  thanks. i would have thunk they would be placed closer to the front edge, more like a toe 'tap',  to be really beneficial.

post #55 of 89
Thread Starter 

Most likely on the inside of the seam, in order to avoid the welt.

post #56 of 89
Quote:
Originally Posted by DWFII View Post

Warning: Spoiler! (Click to show)


Opinion...marginal efficacy. My wife likes Topy on the bottom of her shoes, and for the ones that are "pump stitched" it's probably a good thing.
But for me...and again, my opinion only and probably skewed by what I do and have access to...the bottom line is that leather outsoles are meant to be worn away and replaced. At some point in time, the techniques that evolved and became preferred among bespoke makers were the ones that allowed a relatively easy and straightforward regimen of maintenance and repair. I expect to replace my outsoles on a regular basis.
It's part of the price for owning fine things. A philosophy of care and inspection and attention to detail...sounds like simple "awareness" to me.smile.gif
Of course, it becomes more difficult and expensive when the shoes can only be repaired by sending them back to the factory--a big "gotcha", that one.
But it begs the question...at least for me...if we cannot be bothered with the expense and hassle of leather soles, such that we have to cover them with rubber to protect the leather or add chunks of metal to compensate for inattention, then why not "skip the middleman", as who should say, and get rubber soles in the first place? Extend that perspective to its logical outcome and entirely rubber or vinyl shoes are the only rational choice.
That or steel overshoes.

 


And don't get me started on the way that gait affects wear patterns. nest.gif
I guess it all comes down to priorities and what works for you.
--

 

What would be the best method to maintain relatively even sole wear to prevent resoling prior to getting/close to getting a hole at the ball of the shoes?

 

Quote:
Originally Posted by DWFII View Post

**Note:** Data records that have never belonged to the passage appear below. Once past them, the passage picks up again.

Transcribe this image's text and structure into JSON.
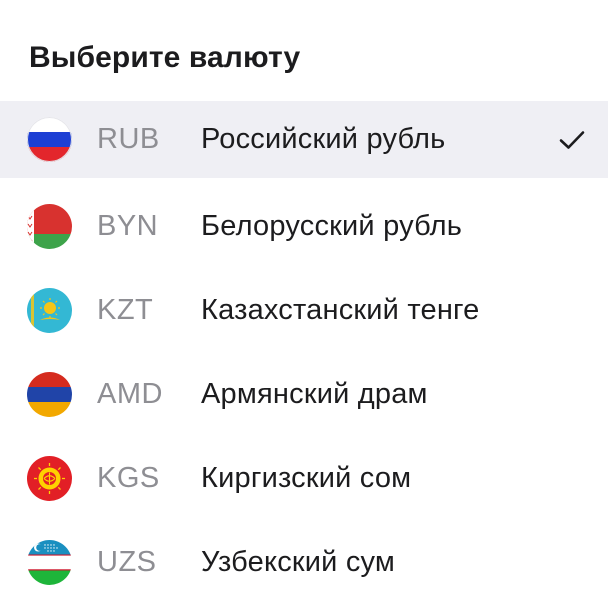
{
  "header": {
    "title": "Выберите валюту"
  },
  "currencies": [
    {
      "code": "RUB",
      "name": "Российский рубль",
      "flag_icon": "russia-flag-icon",
      "selected": true
    },
    {
      "code": "BYN",
      "name": "Белорусский рубль",
      "flag_icon": "belarus-flag-icon",
      "selected": false
    },
    {
      "code": "KZT",
      "name": "Казахстанский тенге",
      "flag_icon": "kazakhstan-flag-icon",
      "selected": false
    },
    {
      "code": "AMD",
      "name": "Армянский драм",
      "flag_icon": "armenia-flag-icon",
      "selected": false
    },
    {
      "code": "KGS",
      "name": "Киргизский сом",
      "flag_icon": "kyrgyzstan-flag-icon",
      "selected": false
    },
    {
      "code": "UZS",
      "name": "Узбекский сум",
      "flag_icon": "uzbekistan-flag-icon",
      "selected": false
    }
  ],
  "colors": {
    "selected_row_bg": "#efeff4",
    "code_text": "#8e8e93",
    "name_text": "#1c1c1e",
    "check": "#1c1c1e"
  }
}
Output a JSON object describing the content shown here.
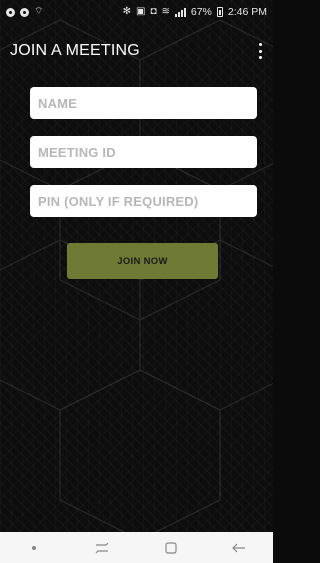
{
  "status_bar": {
    "time": "2:46 PM",
    "battery_percent": "67%"
  },
  "toolbar": {
    "title": "JOIN A MEETING",
    "overflow_icon": "more-vertical-icon"
  },
  "form": {
    "name_placeholder": "NAME",
    "name_value": "",
    "meeting_id_placeholder": "MEETING ID",
    "meeting_id_value": "",
    "pin_placeholder": "PIN (ONLY IF REQUIRED)",
    "pin_value": "",
    "join_label": "JOIN NOW"
  },
  "nav_bar": {
    "items": [
      "nav-dot-icon",
      "recents-icon",
      "home-icon",
      "back-icon"
    ]
  },
  "colors": {
    "background": "#0d0d0d",
    "button": "#6f7a35",
    "field": "#ffffff",
    "placeholder": "#b7b7b7"
  }
}
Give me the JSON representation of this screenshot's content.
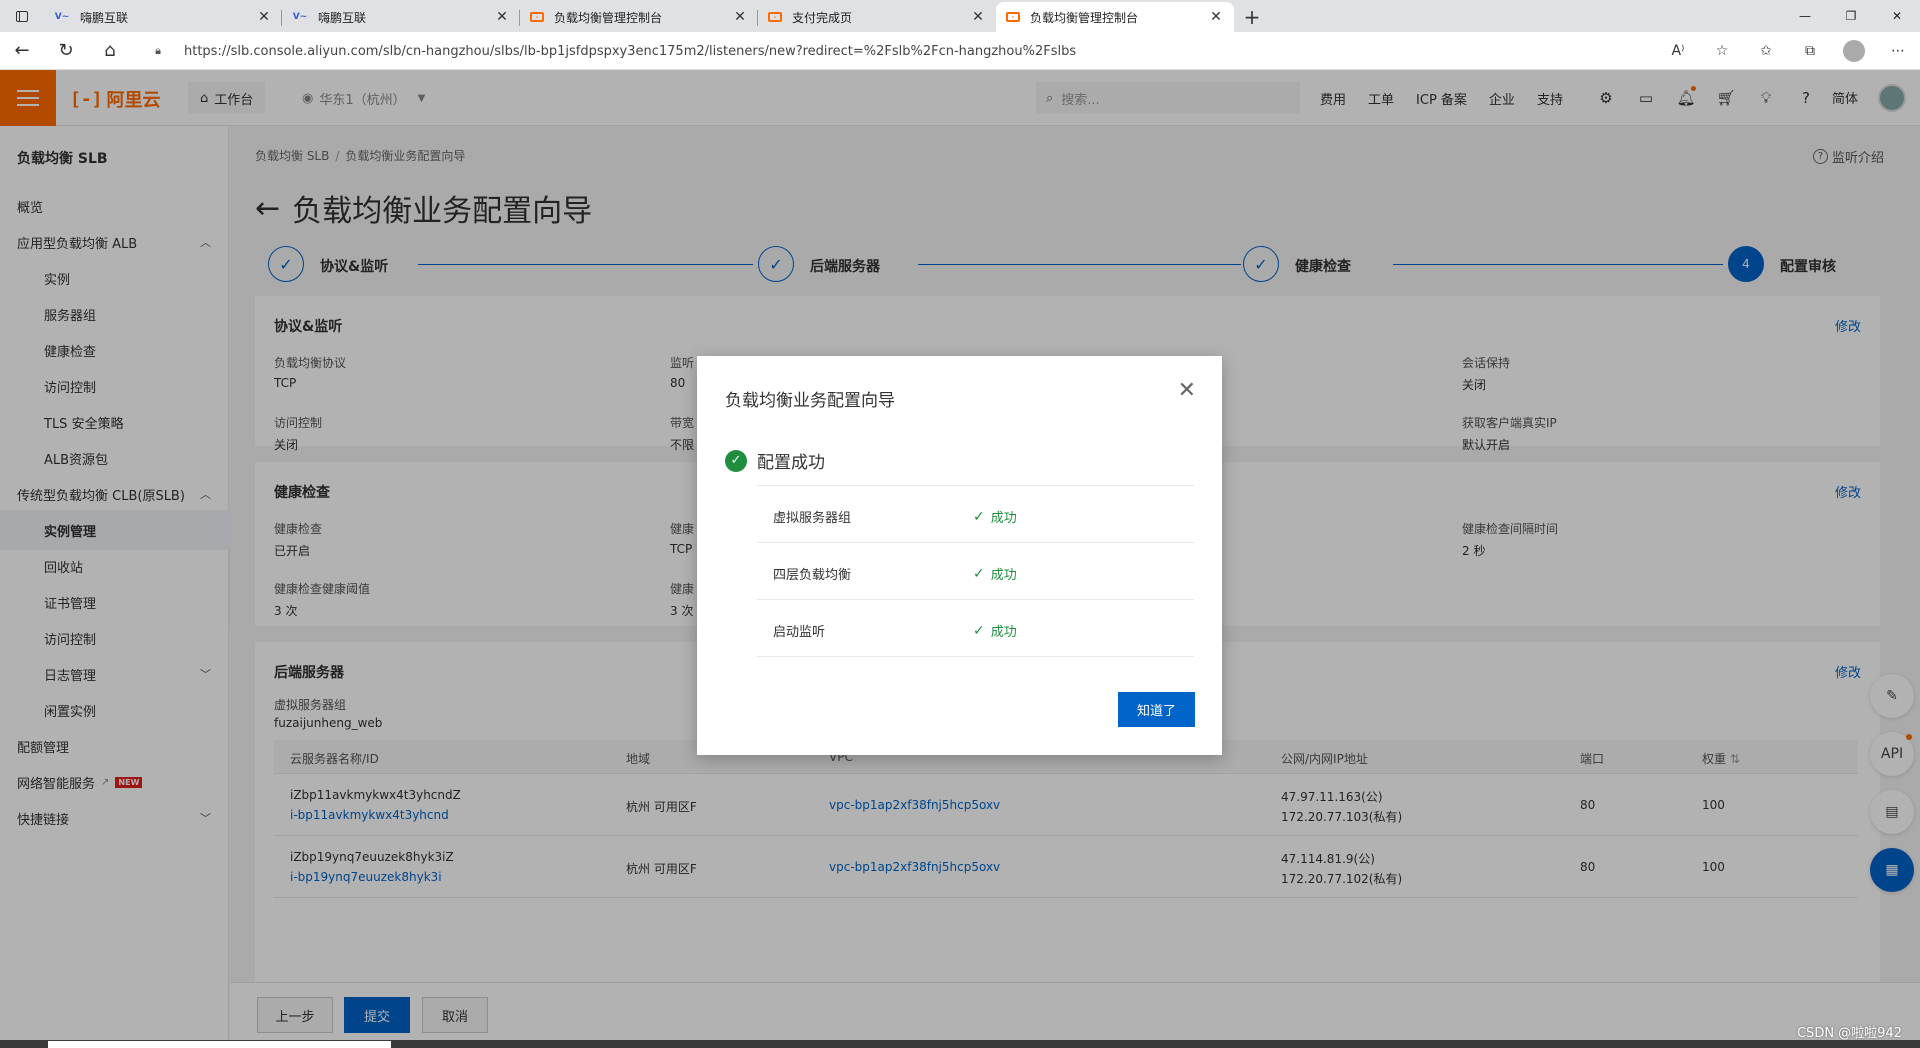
{
  "browser": {
    "tabs": [
      {
        "title": "嗨鹏互联",
        "favicon": "blue"
      },
      {
        "title": "嗨鹏互联",
        "favicon": "blue"
      },
      {
        "title": "负载均衡管理控制台",
        "favicon": "orange"
      },
      {
        "title": "支付完成页",
        "favicon": "orange"
      },
      {
        "title": "负载均衡管理控制台",
        "favicon": "orange",
        "active": true
      }
    ],
    "url": "https://slb.console.aliyun.com/slb/cn-hangzhou/slbs/lb-bp1jsfdpspxy3enc175m2/listeners/new?redirect=%2Fslb%2Fcn-hangzhou%2Fslbs",
    "read_aloud": "A⁾"
  },
  "console": {
    "logo_text": "阿里云",
    "workbench": "工作台",
    "region": "华东1（杭州）",
    "search_placeholder": "搜索...",
    "links": [
      "费用",
      "工单",
      "ICP 备案",
      "企业",
      "支持"
    ],
    "lang": "简体"
  },
  "sidebar": {
    "title": "负载均衡 SLB",
    "items": [
      {
        "label": "概览",
        "level": 1
      },
      {
        "label": "应用型负载均衡 ALB",
        "level": 1,
        "chev": "up"
      },
      {
        "label": "实例",
        "level": 2
      },
      {
        "label": "服务器组",
        "level": 2
      },
      {
        "label": "健康检查",
        "level": 2
      },
      {
        "label": "访问控制",
        "level": 2
      },
      {
        "label": "TLS 安全策略",
        "level": 2
      },
      {
        "label": "ALB资源包",
        "level": 2
      },
      {
        "label": "传统型负载均衡 CLB(原SLB)",
        "level": 1,
        "chev": "up"
      },
      {
        "label": "实例管理",
        "level": 2,
        "active": true
      },
      {
        "label": "回收站",
        "level": 2
      },
      {
        "label": "证书管理",
        "level": 2
      },
      {
        "label": "访问控制",
        "level": 2
      },
      {
        "label": "日志管理",
        "level": 2,
        "chev": "down"
      },
      {
        "label": "闲置实例",
        "level": 2
      },
      {
        "label": "配额管理",
        "level": 1
      },
      {
        "label": "网络智能服务",
        "level": 1,
        "new": "NEW"
      },
      {
        "label": "快捷链接",
        "level": 1,
        "chev": "down"
      }
    ]
  },
  "main": {
    "breadcrumb": [
      "负载均衡 SLB",
      "负载均衡业务配置向导"
    ],
    "help_link": "监听介绍",
    "title": "负载均衡业务配置向导",
    "steps": [
      {
        "label": "协议&监听",
        "state": "done"
      },
      {
        "label": "后端服务器",
        "state": "done"
      },
      {
        "label": "健康检查",
        "state": "done"
      },
      {
        "label": "配置审核",
        "state": "current",
        "number": "4"
      }
    ],
    "edit_label": "修改",
    "protocol_card": {
      "title": "协议&监听",
      "fields": [
        {
          "label": "负载均衡协议",
          "value": "TCP"
        },
        {
          "label": "监听",
          "value": "80"
        },
        {
          "label": "会话保持",
          "value": "关闭"
        },
        {
          "label": "访问控制",
          "value": "关闭"
        },
        {
          "label": "带宽",
          "value": "不限"
        },
        {
          "label": "获取客户端真实IP",
          "value": "默认开启"
        }
      ]
    },
    "health_card": {
      "title": "健康检查",
      "fields": [
        {
          "label": "健康检查",
          "value": "已开启"
        },
        {
          "label": "健康",
          "value": "TCP"
        },
        {
          "label": "健康检查间隔时间",
          "value": "2 秒"
        },
        {
          "label": "健康检查健康阈值",
          "value": "3 次"
        },
        {
          "label": "健康",
          "value": "3 次"
        }
      ]
    },
    "backend_card": {
      "title": "后端服务器",
      "group_label": "虚拟服务器组",
      "group_value": "fuzaijunheng_web",
      "columns": [
        "云服务器名称/ID",
        "地域",
        "VPC",
        "公网/内网IP地址",
        "端口",
        "权重"
      ],
      "rows": [
        {
          "name": "iZbp11avkmykwx4t3yhcndZ",
          "id": "i-bp11avkmykwx4t3yhcnd",
          "region": "杭州 可用区F",
          "vpc": "vpc-bp1ap2xf38fnj5hcp5oxv",
          "public_ip": "47.97.11.163(公)",
          "private_ip": "172.20.77.103(私有)",
          "port": "80",
          "weight": "100"
        },
        {
          "name": "iZbp19ynq7euuzek8hyk3iZ",
          "id": "i-bp19ynq7euuzek8hyk3i",
          "region": "杭州 可用区F",
          "vpc": "vpc-bp1ap2xf38fnj5hcp5oxv",
          "public_ip": "47.114.81.9(公)",
          "private_ip": "172.20.77.102(私有)",
          "port": "80",
          "weight": "100"
        }
      ]
    },
    "footer": {
      "prev": "上一步",
      "submit": "提交",
      "cancel": "取消"
    }
  },
  "modal": {
    "title": "负载均衡业务配置向导",
    "status": "配置成功",
    "results": [
      {
        "name": "虚拟服务器组",
        "status": "成功"
      },
      {
        "name": "四层负载均衡",
        "status": "成功"
      },
      {
        "name": "启动监听",
        "status": "成功"
      }
    ],
    "ok_button": "知道了"
  },
  "watermark": "CSDN @啦啦942",
  "colors": {
    "brand": "#ff6a00",
    "primary": "#0064c8",
    "success": "#1e8e3e"
  }
}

Well of course it depends on the screws used and the depth to which the toe plate has been inset. But I've never seen a toe plate where the screws did not penetrate the insole...sometimes, often, cutting the inseam.
How thick is a toe plate? How thick is a leather outsole? How deep into solid material do the screws have to go to provide a secure anchor?
Toe plates vary in thickness but an eighth inch is probably about average.
Thick outsoles (not often seen on high end dress shoes) are 12 iron--one quarter inch thick. To inset a toe plate the outsole must be ground away to a depth of one eighth inch...and in the process cutting and removing much of the stitching that holds the outsole in place.
The insole may be as little as one eighth of an inch thick...if it is leather...and the screws will need to penetrate it almost entirely to hold the toe plate and secure the toe of the outsole as well as the lost stitching did.
And worst of all the screws invariably...almost of necessity...end up in the same line/vicinity as the inseam--the seam that holds the welt in place.

 

Where exactly is the inseam for handwelted shoes and for gemmed shoes?  On the feather, outside edge of the feather or inside edge?  And are you suggesting toe plates are not good for the insole?  What about a row or two nails at the toe?

 

worship.gif

post #57 of 89
Quote:
Originally Posted by NORE View Post

Fresh from a resole: Warning: Spoiler! (Click to show)
asresole004.jpg
asresole005.jpg
asresole006.jpg Warning: Spoiler! (Click to show)
asresole007.jpg
asresole008.jpg
asresole009.jpg
asresole010.jpg
asresole011.jpg
asresole012.jpg
post #58 of 89
Thread Starter 

Love the toe in first picture. Any background anecdote to add, NORE?

post #59 of 89
Quote:
Originally Posted by NORE View Post
 

 

  wow. who did THAT piece of work ?

post #60 of 89
Thread Starter 

I found another reference on this website today:

 

http://www.permanentstyle.co.uk/2010_11_01_archive.html

 

"Two rows of brads (nails) in the toe to [b]protect against wear there[/b] – customers can also opt for a countersunk toe plate."

 

New Posts  All Forums:Forum Nav:
  Return Home
  Back to Forum: Classic Menswear
Styleforum › Forums › Men's Style › Classic Menswear › Brass Nails used to impede shoe wear